Team: Zenith JJ
Titles: European Champion (2019)
There are not many true specialists in this division as the modern day rooster-weights seem to all have adopted the same generic game of double guard pull to leg entanglements/guard inversions, and then there is Rodnei, the deep half-guard magician who has consistently made this old school position work against top-level opposition.
Barbosa has been consistently knocking at the world championship door for the past 3 years and is currently the IBJJF Worlds vice-champion, Brazilian Nationals, and European Open gold medal. He is always a threat to the podium, whenever he competes. Next week will be no different.
Team: Brasa CTA
Titles: Pans Champion (2018)
One of Japan’s most creative grapplers, Tomoyuki Hashimoto has consistently earned podium spots in jiu-jitsu’s major events since reaching the black belt rank. His world championship record, however, has been somewhat inconsistent at W6-L5.
Currently splitting his time between Carpe Diem (Tokyo) and Caio Terra Association (California), where he has been broadening his game, Tomoyuki will be pushing for a more definitive claim towards the peak of BJJ’s elite next weekend.
Hashimoto will represent the Brasa CTA team, a group with 3 other representatives at roosterweight, all of who have been in the team for longer than Tomoyuki.
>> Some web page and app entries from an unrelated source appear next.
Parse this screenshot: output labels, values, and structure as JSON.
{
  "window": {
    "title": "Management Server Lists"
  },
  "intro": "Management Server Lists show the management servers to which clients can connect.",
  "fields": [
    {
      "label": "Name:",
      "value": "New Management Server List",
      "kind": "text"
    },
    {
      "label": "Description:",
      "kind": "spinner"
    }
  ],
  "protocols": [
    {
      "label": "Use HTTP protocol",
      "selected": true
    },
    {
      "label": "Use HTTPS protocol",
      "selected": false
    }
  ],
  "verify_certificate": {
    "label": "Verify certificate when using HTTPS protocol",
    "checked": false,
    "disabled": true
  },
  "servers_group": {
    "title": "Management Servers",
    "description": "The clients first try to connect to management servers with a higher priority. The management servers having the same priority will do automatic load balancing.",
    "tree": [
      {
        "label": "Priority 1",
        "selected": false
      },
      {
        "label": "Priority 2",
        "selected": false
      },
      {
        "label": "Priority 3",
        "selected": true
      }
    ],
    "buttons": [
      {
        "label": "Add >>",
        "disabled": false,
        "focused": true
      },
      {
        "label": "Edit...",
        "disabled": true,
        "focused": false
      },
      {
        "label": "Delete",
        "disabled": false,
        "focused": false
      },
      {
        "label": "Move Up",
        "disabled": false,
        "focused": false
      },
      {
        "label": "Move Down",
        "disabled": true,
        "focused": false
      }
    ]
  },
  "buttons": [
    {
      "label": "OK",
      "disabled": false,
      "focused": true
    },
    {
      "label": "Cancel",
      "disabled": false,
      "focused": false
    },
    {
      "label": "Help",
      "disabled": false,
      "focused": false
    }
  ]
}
As such, if the Japanese athlete reaches the semi-finals, it is likely that he will concede passage to one of his senior peers.
GENERATION 5 (2020s)
Team: Ares JJ
Titles: Brown Belt World Champion (2018)
Last but not least is Cícero Lívio Ribeiro, the man many call “the future of the roosterweight division”, and last year’s brown belt champion.
Although extremely talented, Livio is not as battle-tested as the majority of athletes on this division. His lack of funds has limited Ribeiro’s ability to compete at the level and with the regularity he deserves. Never the less, this lanky roosterweight will have a say in the division and may upset a few more established grapplers.